1996-02-20 - Re: Internet Privacy Guaranteed ad (POTP Jr.)

Header Data

From: droelke@rdxsunhost.aud.alcatel.com (Daniel R. Oelke)
To: ipgsales@cyberstation.net
Message Hash: 1d74c1ee0a5ae78004965246cddaec2b0512b7e76756df06aa626108b37a0a69
Message ID: <9602200007.AA09268@spirit.aud.alcatel.com>
Reply To: N/A
UTC Datetime: 1996-02-20 01:42:18 UTC
Raw Date: Tue, 20 Feb 1996 09:42:18 +0800

Raw message

From: droelke@rdxsunhost.aud.alcatel.com (Daniel R. Oelke)
Date: Tue, 20 Feb 1996 09:42:18 +0800
To: ipgsales@cyberstation.net
Subject: Re: Internet Privacy Guaranteed ad (POTP Jr.)
Message-ID: <9602200007.AA09268@spirit.aud.alcatel.com>
MIME-Version: 1.0
Content-Type: text/plain

> From owner-cypherpunks@toad.com  Mon Feb 19 17:50:19 1996
> Date: Mon, 19 Feb 1996 17:17:52 -0600 (CST)
> From: IPG Sales <ipgsales@cyberstation.net>

> We are not currently revealing all the details of our system because of 
> patents in process, and other relat6ed matters. We are offering the 
> software. You should be able to readily decompile it and determine the 
> algorithms used andf how they are used to generate random number sequences 
> for very long files.  For short messages, a true OTP is used directly. 

Marketing Fluff - read "we don't *want* to revel it".  Patent stuff doesn't
take long to get the initial disclosures filed.  Cypherpunks are 
generally engineers and are immune to such crap.  

> If you are aware of encrtypting technology, you recognize that hardware 
> prime number cycle wheels for the basis of some of the most secured 
> hardware systems employed for encryption. We simply expand that technogy 
> using software to set an intial setting, an adder, and a limit for 64 
> such wheels, using large random prime numbers for each of those settings. 
> The total number of possibilities is over 10 to the 1690th power and can 
> be much larger. 

So.  Large "random" prime numbers are generated.  From what?  How?
Obviously these act as keys to your "OTP".  Figure out how to 
match this prime and you can generate the same "OTP".

> Thus we can eliminate the need to have the length of the OTP to be equal 
> to the length of the file - if you do not belive that it works, try it 
> and see - it takes inly a few hours to set such a trial up. We generated 
> over 790 gigabytes of charcaters, on multiple backups, and tested. Our 
> standard deviations, chi squares, Delta ICs for bits, characters, sets, 
> and the entire set were random. The sets are random, and you can take 
> that to the bank. 

So the data coming out appears random.  Big whoopie.  Lots of algorithms
can generate the same thing.

The key is how do you seed that random number generator? 

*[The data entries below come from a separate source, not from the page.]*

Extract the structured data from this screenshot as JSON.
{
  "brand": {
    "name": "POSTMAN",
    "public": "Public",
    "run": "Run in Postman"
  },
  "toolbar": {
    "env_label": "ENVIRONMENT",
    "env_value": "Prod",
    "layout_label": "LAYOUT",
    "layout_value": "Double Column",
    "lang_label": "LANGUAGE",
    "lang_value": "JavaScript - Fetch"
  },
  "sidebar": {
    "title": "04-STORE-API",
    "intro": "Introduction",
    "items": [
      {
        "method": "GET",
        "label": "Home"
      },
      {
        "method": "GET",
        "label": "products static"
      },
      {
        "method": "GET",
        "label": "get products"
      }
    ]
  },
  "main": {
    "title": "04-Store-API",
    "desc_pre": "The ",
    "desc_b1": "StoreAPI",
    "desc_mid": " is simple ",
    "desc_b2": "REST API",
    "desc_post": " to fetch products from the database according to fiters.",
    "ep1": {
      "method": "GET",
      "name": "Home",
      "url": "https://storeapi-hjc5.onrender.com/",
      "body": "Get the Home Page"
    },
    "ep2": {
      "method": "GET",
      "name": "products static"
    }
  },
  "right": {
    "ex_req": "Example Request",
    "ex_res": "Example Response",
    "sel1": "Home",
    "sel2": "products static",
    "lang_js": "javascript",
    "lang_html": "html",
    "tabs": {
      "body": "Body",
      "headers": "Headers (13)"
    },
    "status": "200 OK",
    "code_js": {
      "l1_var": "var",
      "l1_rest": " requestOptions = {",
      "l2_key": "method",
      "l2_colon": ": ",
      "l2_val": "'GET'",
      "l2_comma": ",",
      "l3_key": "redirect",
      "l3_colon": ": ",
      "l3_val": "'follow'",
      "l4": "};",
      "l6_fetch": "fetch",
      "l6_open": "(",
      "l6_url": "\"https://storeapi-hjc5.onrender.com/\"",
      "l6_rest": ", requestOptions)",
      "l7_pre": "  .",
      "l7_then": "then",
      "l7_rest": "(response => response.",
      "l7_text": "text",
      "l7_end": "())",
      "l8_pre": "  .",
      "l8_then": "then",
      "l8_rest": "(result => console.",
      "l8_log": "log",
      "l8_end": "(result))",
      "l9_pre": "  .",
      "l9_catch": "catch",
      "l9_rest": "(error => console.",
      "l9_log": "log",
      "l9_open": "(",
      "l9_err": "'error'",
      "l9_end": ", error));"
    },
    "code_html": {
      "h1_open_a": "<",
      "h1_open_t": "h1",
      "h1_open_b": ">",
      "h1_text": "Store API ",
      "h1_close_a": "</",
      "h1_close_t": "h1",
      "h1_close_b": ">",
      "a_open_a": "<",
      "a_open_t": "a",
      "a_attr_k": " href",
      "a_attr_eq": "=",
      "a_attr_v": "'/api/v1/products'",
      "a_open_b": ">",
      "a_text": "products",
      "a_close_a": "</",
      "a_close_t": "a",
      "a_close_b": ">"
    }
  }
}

This isn't even close to being a OTP.  A OTP by definition has a random
set of data that is transmitted to the receipient over a seperate
secure channel from the actual message to be sent.  The actual message
and the OTP are XOR'ed together and sent.  The receipient then XORs
the OTP and the encrypted message to get plaintext.

That is pretty simple - even a marketing drone should be able to figure
that one out.

Now - explain how (in generic terms) your system acts as a OTP.

> Someone, will decompile it and discover that it is truly random, at least 
> from the practical usage basis. But we need that time to file patents, 
> cvopyrights and the like. 

Yes - hopefully someone will take the time and money to decompile it.
.... but if you are so sure of yourself,
why not give away some demo copies.  Why not source of the security
functions?  (Shove that patent crap someplace - you wouldn't be 
selling it if your disclosures weren't already filed)

> The IPG system solves the key management problem and produces a truly 
> unbreakabkle system. We make no apologies for not currently revealing all 
> of the methodologies andf algorithms, but they will be revealed with 
> time, by us or others, and you will discover that it is indeed a simple, 
> easy to use, easy to install, truly unbreakable system.

"unbreakable" - Bullshit - you obviously don't know crap.

Dan Oelke                                  Alcatel Network Systems
droelke@aud.alcatel.com                             Richardson, TX